THE PROBLEM: In the entries below, find the string "handle" and return each line holding it.

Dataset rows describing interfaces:
**********

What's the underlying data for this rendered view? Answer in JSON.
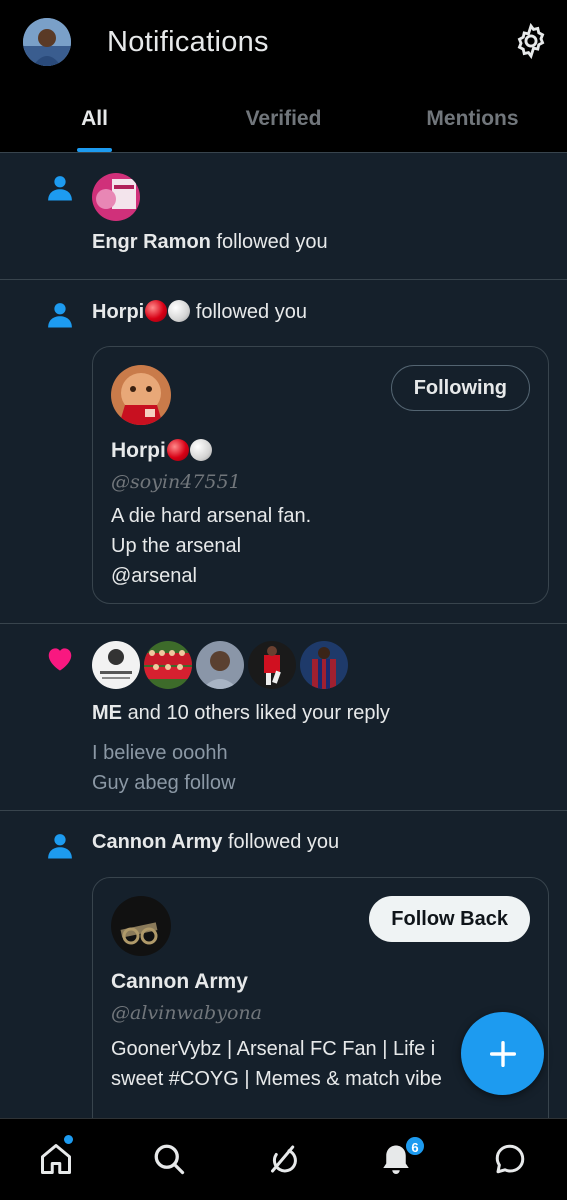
{
  "header": {
    "title": "Notifications"
  },
  "tabs": [
    {
      "label": "All",
      "active": true
    },
    {
      "label": "Verified",
      "active": false
    },
    {
      "label": "Mentions",
      "active": false
    }
  ],
  "notifications": [
    {
      "type": "follow",
      "user": "Engr Ramon",
      "action": "followed you"
    },
    {
      "type": "follow",
      "user": "Horpi",
      "action": "followed you",
      "card": {
        "name": "Horpi",
        "handle": "@soyin47551",
        "bio": "A die hard arsenal fan.\nUp the arsenal\n@arsenal",
        "button": "Following"
      }
    },
    {
      "type": "like",
      "user": "ME",
      "action": "and 10 others liked your reply",
      "reply_text": "I believe ooohh\nGuy abeg follow"
    },
    {
      "type": "follow",
      "user": "Cannon Army",
      "action": "followed you",
      "card": {
        "name": "Cannon Army",
        "handle": "@alvinwabyona",
        "bio": "GoonerVybz | Arsenal FC Fan | Life i\nsweet  #COYG | Memes & match vibe",
        "button": "Follow Back"
      }
    }
  ],
  "bottom_nav": {
    "items": [
      "home-icon",
      "search-icon",
      "grok-icon",
      "bell-icon",
      "messages-icon"
    ],
    "notification_count": "6"
  },
  "colors": {
    "accent": "#1d9bf0",
    "like": "#f91880",
    "background": "#15202b"
  }
}
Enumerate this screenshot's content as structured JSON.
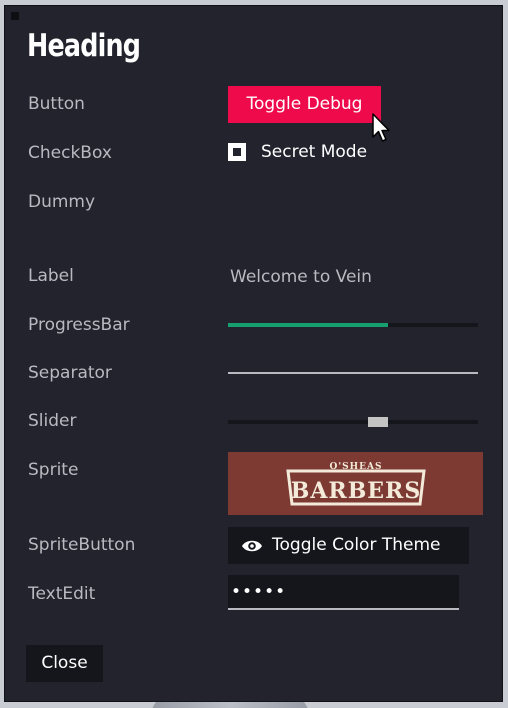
{
  "window": {
    "heading": "Heading"
  },
  "rows": {
    "button": {
      "label": "Button",
      "control_text": "Toggle Debug"
    },
    "checkbox": {
      "label": "CheckBox",
      "control_text": "Secret Mode",
      "checked": true
    },
    "dummy": {
      "label": "Dummy"
    },
    "label": {
      "label": "Label",
      "value": "Welcome to Vein"
    },
    "progressbar": {
      "label": "ProgressBar",
      "value_fraction": 0.64
    },
    "separator": {
      "label": "Separator"
    },
    "slider": {
      "label": "Slider",
      "value_fraction": 0.6
    },
    "sprite": {
      "label": "Sprite",
      "image_text_top": "O'SHEAS",
      "image_text_main": "BARBERS"
    },
    "spritebutton": {
      "label": "SpriteButton",
      "control_text": "Toggle Color Theme",
      "icon": "eye-icon"
    },
    "textedit": {
      "label": "TextEdit",
      "value": "•••••"
    }
  },
  "footer": {
    "close_label": "Close"
  },
  "colors": {
    "window_bg": "#22232d",
    "accent_button": "#ee0a4b",
    "progress_fill": "#16a070",
    "sprite_bg": "#7c3a33",
    "field_bg": "#15161c",
    "label_text": "#b8bac0"
  }
}
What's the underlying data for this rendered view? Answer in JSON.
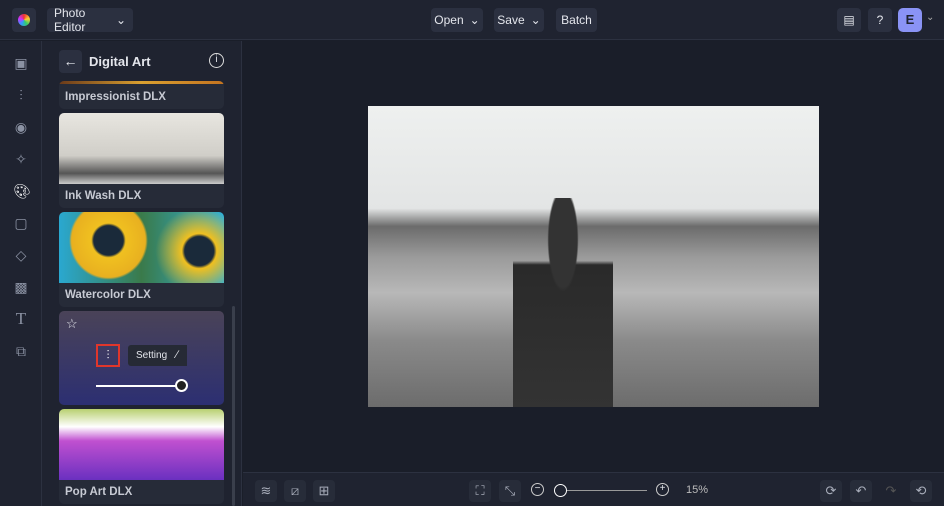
{
  "header": {
    "app_menu": "Photo Editor",
    "open": "Open",
    "save": "Save",
    "batch": "Batch",
    "avatar_initial": "E"
  },
  "panel": {
    "title": "Digital Art",
    "items": [
      {
        "label": "Impressionist DLX"
      },
      {
        "label": "Ink Wash DLX"
      },
      {
        "label": "Watercolor DLX"
      },
      {
        "label": "Pop Art DLX"
      }
    ],
    "tooltip": "Settings",
    "intensity": 1.0
  },
  "bottom": {
    "zoom": "15%",
    "zoom_fraction": 0.0
  },
  "colors": {
    "accent": "#8a93f5",
    "highlight": "#e0362b"
  }
}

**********

EXERCISE OUTPUT:
        "handle": "@soyin47551",
        "handle": "@alvinwabyona",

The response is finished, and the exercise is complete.